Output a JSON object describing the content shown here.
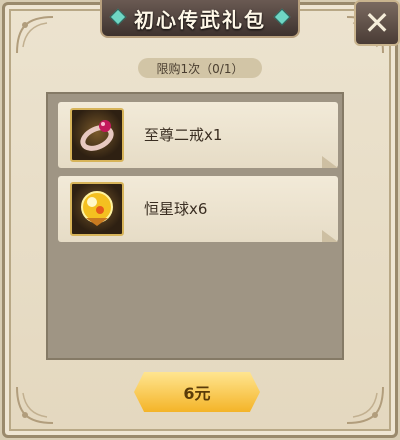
{
  "window": {
    "title": "初心传武礼包"
  },
  "limit": {
    "text": "限购1次（0/1）"
  },
  "items": [
    {
      "name": "至尊二戒x1",
      "icon": "ring-icon"
    },
    {
      "name": "恒星球x6",
      "icon": "star-orb-icon"
    }
  ],
  "buy": {
    "label": "6元"
  },
  "close": {
    "icon": "close-icon"
  },
  "colors": {
    "frame": "#e4d8bf",
    "title_plate": "#4e403a",
    "panel": "#9f9584",
    "buy_button": "#f4b428",
    "gem": "#6fd6c4"
  }
}
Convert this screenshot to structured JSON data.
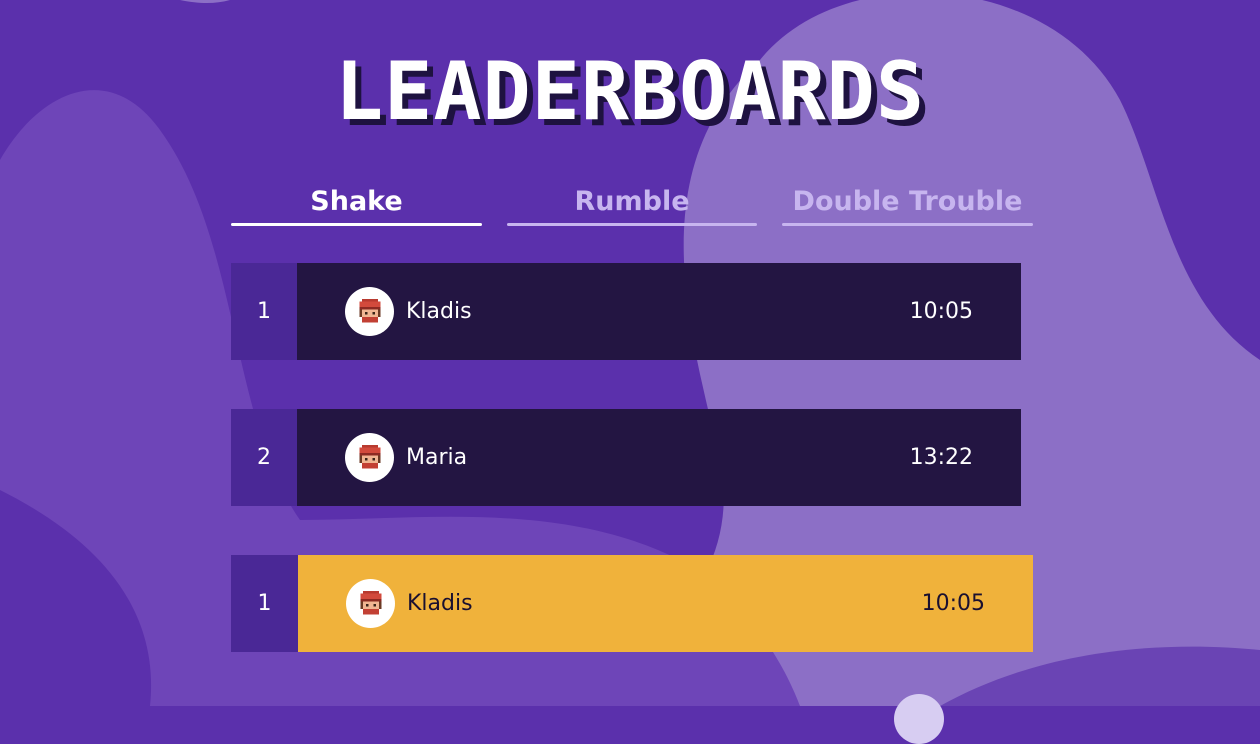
{
  "title": "LEADERBOARDS",
  "colors": {
    "background": "#5b30ac",
    "row_background": "#231542",
    "rank_background": "#4a2896",
    "highlight": "#f0b23b",
    "tab_active": "#ffffff",
    "tab_inactive": "#c7b5ef"
  },
  "tabs": [
    {
      "label": "Shake",
      "active": true
    },
    {
      "label": "Rumble",
      "active": false
    },
    {
      "label": "Double Trouble",
      "active": false
    }
  ],
  "entries": [
    {
      "rank": "1",
      "name": "Kladis",
      "time": "10:05",
      "avatar_icon": "pixel-character-icon"
    },
    {
      "rank": "2",
      "name": "Maria",
      "time": "13:22",
      "avatar_icon": "pixel-character-icon"
    }
  ],
  "current_player": {
    "rank": "1",
    "name": "Kladis",
    "time": "10:05",
    "avatar_icon": "pixel-character-icon"
  }
}
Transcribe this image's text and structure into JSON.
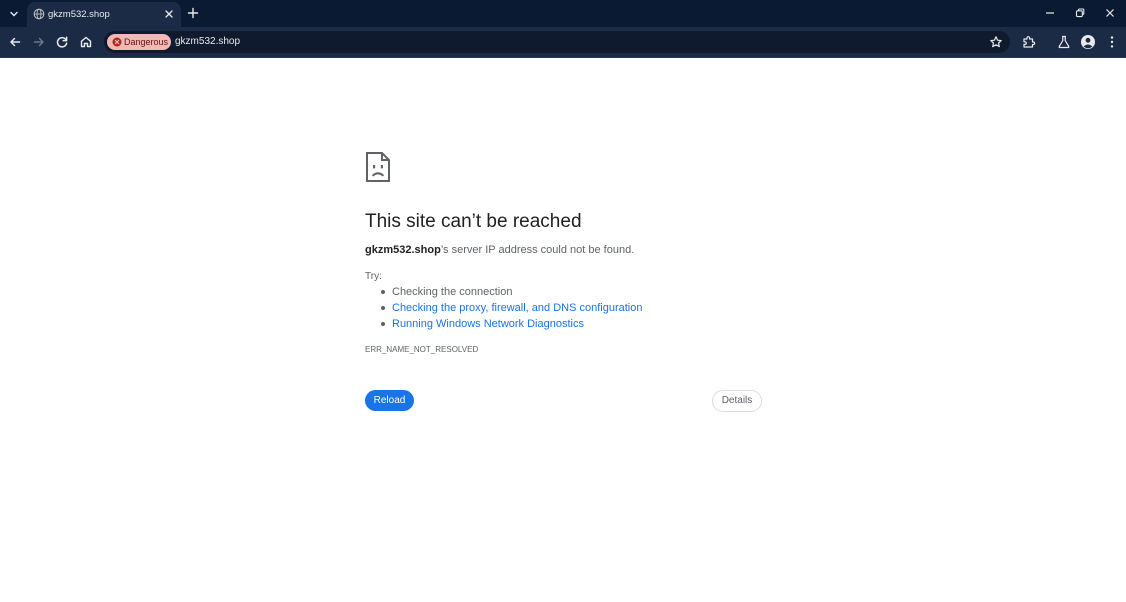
{
  "browser": {
    "tab": {
      "title": "gkzm532.shop"
    },
    "omnibox": {
      "security_chip": "Dangerous",
      "url": "gkzm532.shop"
    }
  },
  "icons": {
    "tab_search": "chevron-down-icon",
    "favicon": "globe-icon",
    "tab_close": "close-icon",
    "new_tab": "plus-icon",
    "minimize": "minimize-icon",
    "restore": "restore-icon",
    "close_window": "close-icon",
    "back": "arrow-left-icon",
    "forward": "arrow-right-icon",
    "reload": "reload-icon",
    "home": "home-icon",
    "danger": "danger-icon",
    "bookmark": "star-icon",
    "extensions": "puzzle-icon",
    "labs": "flask-icon",
    "profile": "avatar-icon",
    "menu": "kebab-menu-icon",
    "sad_page": "sad-document-icon"
  },
  "colors": {
    "frame": "#0b1a33",
    "toolbar": "#1c2b45",
    "danger_chip": "#f2b8b5",
    "accent": "#1a73e8"
  },
  "error_page": {
    "heading": "This site can’t be reached",
    "host": "gkzm532.shop",
    "description_suffix": "’s server IP address could not be found.",
    "try_label": "Try:",
    "suggestions": [
      "Checking the connection",
      "Checking the proxy, firewall, and DNS configuration",
      "Running Windows Network Diagnostics"
    ],
    "error_code": "ERR_NAME_NOT_RESOLVED",
    "reload_label": "Reload",
    "details_label": "Details"
  }
}
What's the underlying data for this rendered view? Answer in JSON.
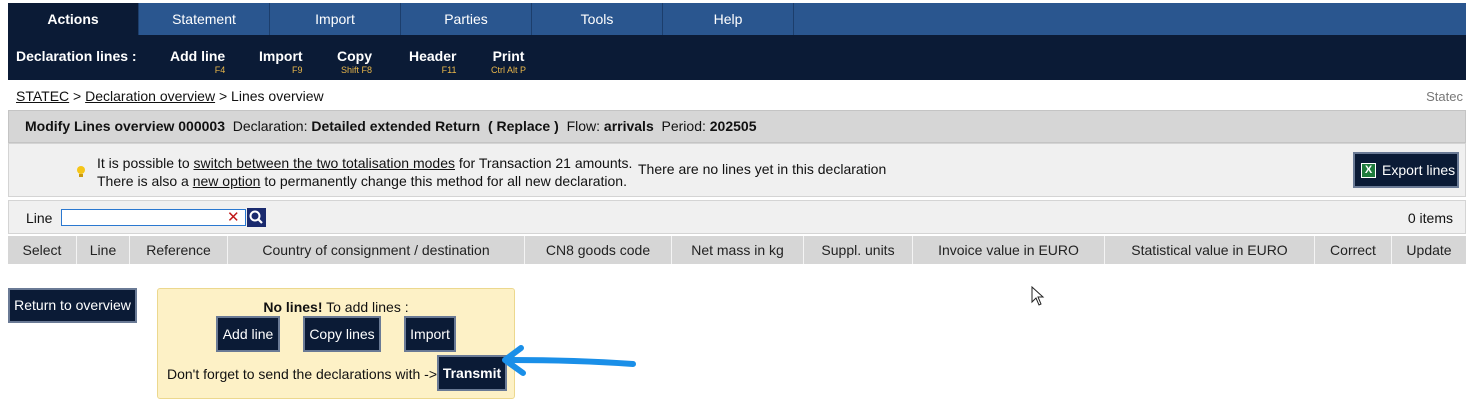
{
  "tabs": [
    "Actions",
    "Statement",
    "Import",
    "Parties",
    "Tools",
    "Help"
  ],
  "toolbar": {
    "title": "Declaration lines :",
    "items": [
      {
        "label": "Add line",
        "key": "F4"
      },
      {
        "label": "Import",
        "key": "F9"
      },
      {
        "label": "Copy",
        "key": "Shift F8"
      },
      {
        "label": "Header",
        "key": "F11"
      },
      {
        "label": "Print",
        "key": "Ctrl Alt P"
      }
    ]
  },
  "breadcrumb": {
    "root": "STATEC",
    "sep1": ">",
    "middle": "Declaration overview",
    "sep2": ">",
    "current": "Lines overview",
    "right": "Statec"
  },
  "heading": {
    "title": "Modify Lines overview 000003",
    "declaration_label": "Declaration:",
    "declaration_value": "Detailed extended Return",
    "mode": "( Replace )",
    "flow_label": "Flow:",
    "flow_value": "arrivals",
    "period_label": "Period:",
    "period_value": "202505"
  },
  "info": {
    "line1_pre": "It is possible to",
    "line1_link": "switch between the two totalisation modes",
    "line1_post": "for Transaction 21 amounts.",
    "line2_pre": "There is also a",
    "line2_link": "new option",
    "line2_post": "to permanently change this method for all new declaration.",
    "no_lines": "There are no lines yet in this declaration",
    "export_label": "Export lines",
    "bulb_icon": "lightbulb-icon",
    "excel_icon": "excel-icon"
  },
  "filter": {
    "label": "Line",
    "value": "",
    "clear_glyph": "✕",
    "count": "0 items"
  },
  "columns": [
    "Select",
    "Line",
    "Reference",
    "Country of consignment / destination",
    "CN8 goods code",
    "Net mass in kg",
    "Suppl. units",
    "Invoice value in EURO",
    "Statistical value in EURO",
    "Correct",
    "Update"
  ],
  "actions": {
    "return_label": "Return to overview",
    "hint_bold": "No lines!",
    "hint_rest": "To add lines :",
    "add_line": "Add line",
    "copy_lines": "Copy lines",
    "import": "Import",
    "reminder": "Don't forget to send the declarations with ->",
    "transmit": "Transmit"
  },
  "colors": {
    "navy": "#0b1b36",
    "tab_blue": "#2a568f",
    "key_gold": "#e8b64a",
    "panel_gray": "#d6d6d6",
    "hint_yellow": "#fdf1c6",
    "arrow_blue": "#1a8fe8"
  }
}
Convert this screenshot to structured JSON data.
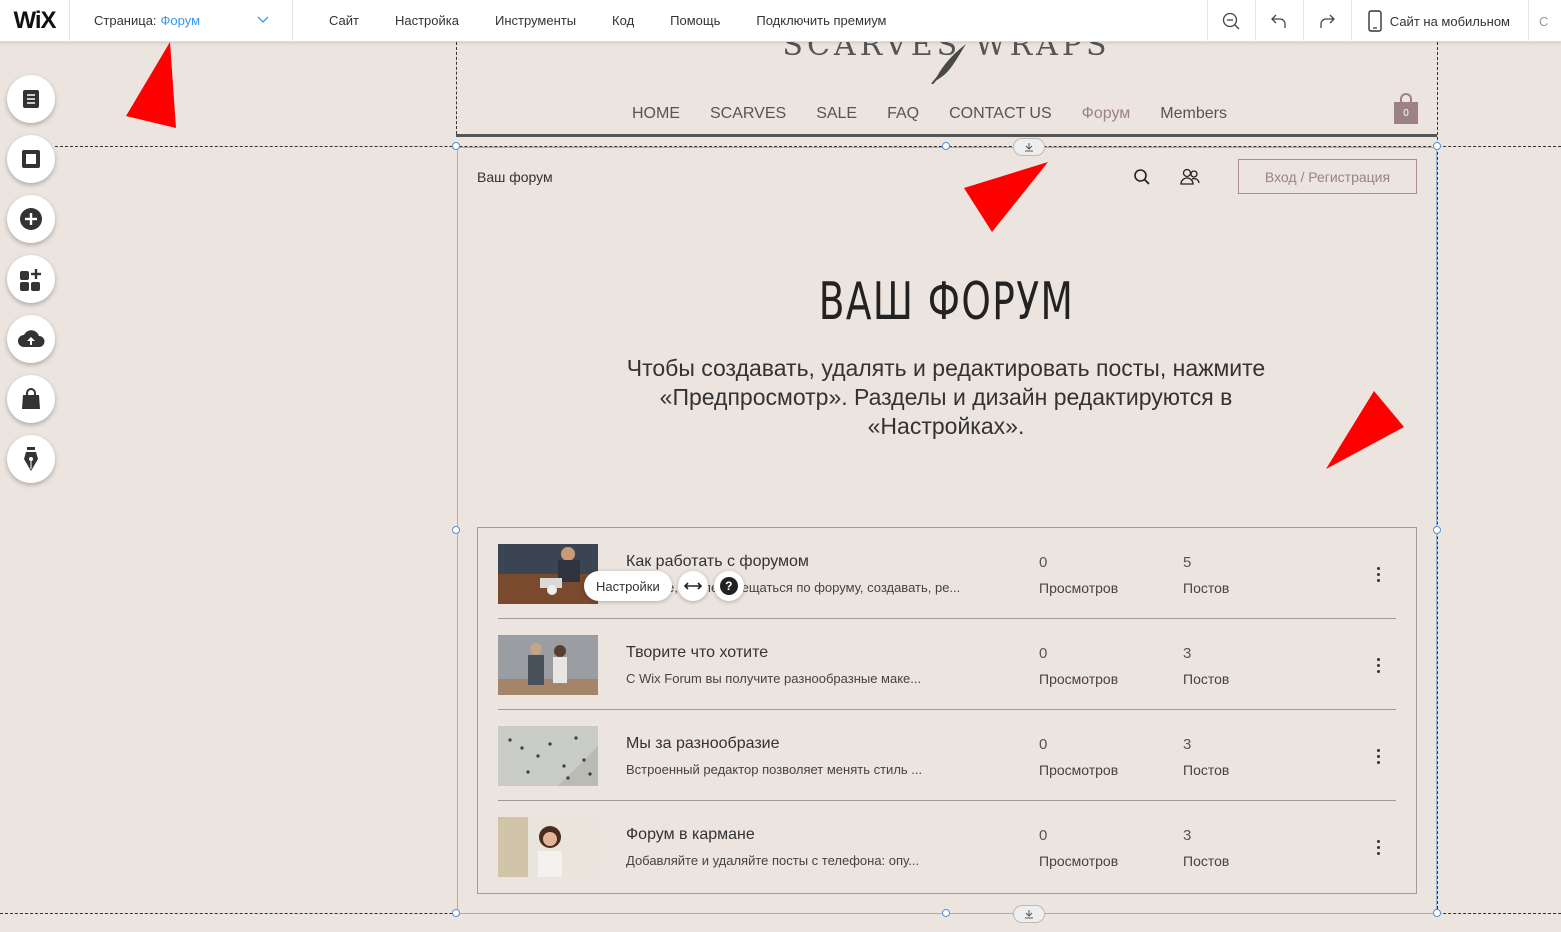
{
  "editor": {
    "logo": "WiX",
    "page_label": "Страница:",
    "page_value": "Форум",
    "menu": [
      "Сайт",
      "Настройка",
      "Инструменты",
      "Код",
      "Помощь",
      "Подключить премиум"
    ],
    "mobile_label": "Сайт на мобильном",
    "extra_label": "С",
    "tools": [
      "pages-icon",
      "background-icon",
      "add-icon",
      "app-market-icon",
      "upload-icon",
      "store-icon",
      "blog-pen-icon"
    ]
  },
  "site": {
    "logo_text": "SCARVES  WRAPS",
    "nav": [
      "HOME",
      "SCARVES",
      "SALE",
      "FAQ",
      "CONTACT US",
      "Форум",
      "Members"
    ],
    "nav_active": "Форум",
    "cart_count": "0"
  },
  "forum": {
    "bar_title": "Ваш форум",
    "login_label": "Вход / Регистрация",
    "title": "ВАШ ФОРУМ",
    "description": "Чтобы создавать, удалять и редактировать посты, нажмите «Предпросмотр». Разделы и дизайн редактируются в «Настройках».",
    "categories": [
      {
        "title": "Как работать с форумом",
        "desc": "Узнайте, как перемещаться по форуму, создавать, ре...",
        "views": "0",
        "views_label": "Просмотров",
        "posts": "5",
        "posts_label": "Постов"
      },
      {
        "title": "Творите что хотите",
        "desc": "С Wix Forum вы получите разнообразные маке...",
        "views": "0",
        "views_label": "Просмотров",
        "posts": "3",
        "posts_label": "Постов"
      },
      {
        "title": "Мы за разнообразие",
        "desc": "Встроенный редактор позволяет менять стиль ...",
        "views": "0",
        "views_label": "Просмотров",
        "posts": "3",
        "posts_label": "Постов"
      },
      {
        "title": "Форум в кармане",
        "desc": "Добавляйте и удаляйте посты с телефона: опу...",
        "views": "0",
        "views_label": "Просмотров",
        "posts": "3",
        "posts_label": "Постов"
      }
    ],
    "settings_label": "Настройки",
    "help_label": "?"
  },
  "colors": {
    "accent_blue": "#3899ec",
    "annotation_red": "#ff0000",
    "site_accent": "#9c8287",
    "background": "#ebe4df"
  }
}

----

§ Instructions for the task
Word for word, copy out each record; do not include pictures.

§ Solution for this task
Output a JSON object describing the content shown here.
{
  "window": {
    "title": "初心传武礼包"
  },
  "limit": {
    "text": "限购1次（0/1）"
  },
  "items": [
    {
      "name": "至尊二戒x1",
      "icon": "ring-icon"
    },
    {
      "name": "恒星球x6",
      "icon": "star-orb-icon"
    }
  ],
  "buy": {
    "label": "6元"
  },
  "close": {
    "icon": "close-icon"
  },
  "colors": {
    "frame": "#e4d8bf",
    "title_plate": "#4e403a",
    "panel": "#9f9584",
    "buy_button": "#f4b428",
    "gem": "#6fd6c4"
  }
}
Convert this screenshot to structured JSON data.
{
  "title": "LEADERBOARDS",
  "colors": {
    "background": "#5b30ac",
    "row_background": "#231542",
    "rank_background": "#4a2896",
    "highlight": "#f0b23b",
    "tab_active": "#ffffff",
    "tab_inactive": "#c7b5ef"
  },
  "tabs": [
    {
      "label": "Shake",
      "active": true
    },
    {
      "label": "Rumble",
      "active": false
    },
    {
      "label": "Double Trouble",
      "active": false
    }
  ],
  "entries": [
    {
      "rank": "1",
      "name": "Kladis",
      "time": "10:05",
      "avatar_icon": "pixel-character-icon"
    },
    {
      "rank": "2",
      "name": "Maria",
      "time": "13:22",
      "avatar_icon": "pixel-character-icon"
    }
  ],
  "current_player": {
    "rank": "1",
    "name": "Kladis",
    "time": "10:05",
    "avatar_icon": "pixel-character-icon"
  }
}
Transcribe this image's text and structure into JSON.
{
  "browser": {
    "tab": {
      "title": "gkzm532.shop"
    },
    "omnibox": {
      "security_chip": "Dangerous",
      "url": "gkzm532.shop"
    }
  },
  "icons": {
    "tab_search": "chevron-down-icon",
    "favicon": "globe-icon",
    "tab_close": "close-icon",
    "new_tab": "plus-icon",
    "minimize": "minimize-icon",
    "restore": "restore-icon",
    "close_window": "close-icon",
    "back": "arrow-left-icon",
    "forward": "arrow-right-icon",
    "reload": "reload-icon",
    "home": "home-icon",
    "danger": "danger-icon",
    "bookmark": "star-icon",
    "extensions": "puzzle-icon",
    "labs": "flask-icon",
    "profile": "avatar-icon",
    "menu": "kebab-menu-icon",
    "sad_page": "sad-document-icon"
  },
  "colors": {
    "frame": "#0b1a33",
    "toolbar": "#1c2b45",
    "danger_chip": "#f2b8b5",
    "accent": "#1a73e8"
  },
  "error_page": {
    "heading": "This site can’t be reached",
    "host": "gkzm532.shop",
    "description_suffix": "’s server IP address could not be found.",
    "try_label": "Try:",
    "suggestions": [
      "Checking the connection",
      "Checking the proxy, firewall, and DNS configuration",
      "Running Windows Network Diagnostics"
    ],
    "error_code": "ERR_NAME_NOT_RESOLVED",
    "reload_label": "Reload",
    "details_label": "Details"
  }
}
What's the underlying data for this rendered view? Answer in JSON.
{
  "tabs": [
    "Actions",
    "Statement",
    "Import",
    "Parties",
    "Tools",
    "Help"
  ],
  "toolbar": {
    "title": "Declaration lines :",
    "items": [
      {
        "label": "Add line",
        "key": "F4"
      },
      {
        "label": "Import",
        "key": "F9"
      },
      {
        "label": "Copy",
        "key": "Shift F8"
      },
      {
        "label": "Header",
        "key": "F11"
      },
      {
        "label": "Print",
        "key": "Ctrl Alt P"
      }
    ]
  },
  "breadcrumb": {
    "root": "STATEC",
    "sep1": ">",
    "middle": "Declaration overview",
    "sep2": ">",
    "current": "Lines overview",
    "right": "Statec"
  },
  "heading": {
    "title": "Modify Lines overview 000003",
    "declaration_label": "Declaration:",
    "declaration_value": "Detailed extended Return",
    "mode": "( Replace )",
    "flow_label": "Flow:",
    "flow_value": "arrivals",
    "period_label": "Period:",
    "period_value": "202505"
  },
  "info": {
    "line1_pre": "It is possible to",
    "line1_link": "switch between the two totalisation modes",
    "line1_post": "for Transaction 21 amounts.",
    "line2_pre": "There is also a",
    "line2_link": "new option",
    "line2_post": "to permanently change this method for all new declaration.",
    "no_lines": "There are no lines yet in this declaration",
    "export_label": "Export lines",
    "bulb_icon": "lightbulb-icon",
    "excel_icon": "excel-icon"
  },
  "filter": {
    "label": "Line",
    "value": "",
    "clear_glyph": "✕",
    "count": "0 items"
  },
  "columns": [
    "Select",
    "Line",
    "Reference",
    "Country of consignment / destination",
    "CN8 goods code",
    "Net mass in kg",
    "Suppl. units",
    "Invoice value in EURO",
    "Statistical value in EURO",
    "Correct",
    "Update"
  ],
  "actions": {
    "return_label": "Return to overview",
    "hint_bold": "No lines!",
    "hint_rest": "To add lines :",
    "add_line": "Add line",
    "copy_lines": "Copy lines",
    "import": "Import",
    "reminder": "Don't forget to send the declarations with ->",
    "transmit": "Transmit"
  },
  "colors": {
    "navy": "#0b1b36",
    "tab_blue": "#2a568f",
    "key_gold": "#e8b64a",
    "panel_gray": "#d6d6d6",
    "hint_yellow": "#fdf1c6",
    "arrow_blue": "#1a8fe8"
  }
}
Convert this screenshot to structured JSON data.
{
  "editor": {
    "logo": "WiX",
    "page_label": "Страница:",
    "page_value": "Форум",
    "menu": [
      "Сайт",
      "Настройка",
      "Инструменты",
      "Код",
      "Помощь",
      "Подключить премиум"
    ],
    "mobile_label": "Сайт на мобильном",
    "extra_label": "С",
    "tools": [
      "pages-icon",
      "background-icon",
      "add-icon",
      "app-market-icon",
      "upload-icon",
      "store-icon",
      "blog-pen-icon"
    ]
  },
  "site": {
    "logo_text": "SCARVES  WRAPS",
    "nav": [
      "HOME",
      "SCARVES",
      "SALE",
      "FAQ",
      "CONTACT US",
      "Форум",
      "Members"
    ],
    "nav_active": "Форум",
    "cart_count": "0"
  },
  "forum": {
    "bar_title": "Ваш форум",
    "login_label": "Вход / Регистрация",
    "title": "ВАШ ФОРУМ",
    "description": "Чтобы создавать, удалять и редактировать посты, нажмите «Предпросмотр». Разделы и дизайн редактируются в «Настройках».",
    "categories": [
      {
        "title": "Как работать с форумом",
        "desc": "Узнайте, как перемещаться по форуму, создавать, ре...",
        "views": "0",
        "views_label": "Просмотров",
        "posts": "5",
        "posts_label": "Постов"
      },
      {
        "title": "Творите что хотите",
        "desc": "С Wix Forum вы получите разнообразные маке...",
        "views": "0",
        "views_label": "Просмотров",
        "posts": "3",
        "posts_label": "Постов"
      },
      {
        "title": "Мы за разнообразие",
        "desc": "Встроенный редактор позволяет менять стиль ...",
        "views": "0",
        "views_label": "Просмотров",
        "posts": "3",
        "posts_label": "Постов"
      },
      {
        "title": "Форум в кармане",
        "desc": "Добавляйте и удаляйте посты с телефона: опу...",
        "views": "0",
        "views_label": "Просмотров",
        "posts": "3",
        "posts_label": "Постов"
      }
    ],
    "settings_label": "Настройки",
    "help_label": "?"
  },
  "colors": {
    "accent_blue": "#3899ec",
    "annotation_red": "#ff0000",
    "site_accent": "#9c8287",
    "background": "#ebe4df"
  }
}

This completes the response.